• _WHAT YOU NEED TO DO_
Which lines of the data below hold "value"? Copy each of them.

Website and app data records:

__________________________________________________

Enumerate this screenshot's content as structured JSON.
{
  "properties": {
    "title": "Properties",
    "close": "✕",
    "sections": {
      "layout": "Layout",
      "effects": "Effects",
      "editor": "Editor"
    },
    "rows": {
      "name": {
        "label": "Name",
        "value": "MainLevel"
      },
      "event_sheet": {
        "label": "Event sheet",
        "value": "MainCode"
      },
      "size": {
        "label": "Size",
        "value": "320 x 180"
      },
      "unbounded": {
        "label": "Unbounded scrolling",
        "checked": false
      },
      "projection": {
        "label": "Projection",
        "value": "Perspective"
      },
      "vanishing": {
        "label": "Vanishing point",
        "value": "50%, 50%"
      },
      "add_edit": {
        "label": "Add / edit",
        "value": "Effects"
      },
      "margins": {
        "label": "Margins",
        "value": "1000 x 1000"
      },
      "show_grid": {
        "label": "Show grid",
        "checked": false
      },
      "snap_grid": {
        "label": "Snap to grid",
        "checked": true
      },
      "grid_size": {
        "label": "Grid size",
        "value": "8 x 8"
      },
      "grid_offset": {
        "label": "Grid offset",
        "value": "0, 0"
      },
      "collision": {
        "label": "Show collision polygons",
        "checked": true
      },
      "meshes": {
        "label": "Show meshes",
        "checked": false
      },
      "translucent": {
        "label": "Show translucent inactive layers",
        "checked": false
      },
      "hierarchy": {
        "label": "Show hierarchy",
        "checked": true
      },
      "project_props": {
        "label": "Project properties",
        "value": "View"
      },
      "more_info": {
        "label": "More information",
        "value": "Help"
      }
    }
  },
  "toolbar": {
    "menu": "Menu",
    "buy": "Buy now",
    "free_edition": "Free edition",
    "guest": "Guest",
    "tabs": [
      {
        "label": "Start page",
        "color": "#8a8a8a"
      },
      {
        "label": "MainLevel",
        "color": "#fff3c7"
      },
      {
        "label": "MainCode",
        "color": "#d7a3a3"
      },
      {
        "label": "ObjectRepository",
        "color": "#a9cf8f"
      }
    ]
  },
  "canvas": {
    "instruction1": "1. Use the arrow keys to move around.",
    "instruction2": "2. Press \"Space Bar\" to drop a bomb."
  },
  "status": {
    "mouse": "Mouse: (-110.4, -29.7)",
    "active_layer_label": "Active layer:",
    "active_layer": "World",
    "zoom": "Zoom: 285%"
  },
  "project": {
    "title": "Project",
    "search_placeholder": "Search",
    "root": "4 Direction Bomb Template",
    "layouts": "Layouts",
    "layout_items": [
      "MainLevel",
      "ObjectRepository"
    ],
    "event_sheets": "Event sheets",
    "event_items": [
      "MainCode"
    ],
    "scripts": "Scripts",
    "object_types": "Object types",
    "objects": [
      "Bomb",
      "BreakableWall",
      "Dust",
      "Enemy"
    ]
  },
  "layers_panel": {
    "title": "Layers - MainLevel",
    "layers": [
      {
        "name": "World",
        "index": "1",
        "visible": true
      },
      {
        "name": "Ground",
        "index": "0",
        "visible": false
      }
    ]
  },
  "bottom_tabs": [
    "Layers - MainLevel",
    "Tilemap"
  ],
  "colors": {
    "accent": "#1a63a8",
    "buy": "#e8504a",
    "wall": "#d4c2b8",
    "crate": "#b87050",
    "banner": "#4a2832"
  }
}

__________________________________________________

• _FINISHED EXERCISE_
        "value": "MainLevel"
        "value": "MainCode"
        "value": "320 x 180"
        "value": "Perspective"
        "value": "50%, 50%"
        "value": "Effects"
        "value": "1000 x 1000"
        "value": "8 x 8"
        "value": "0, 0"
        "value": "View"
        "value": "Help"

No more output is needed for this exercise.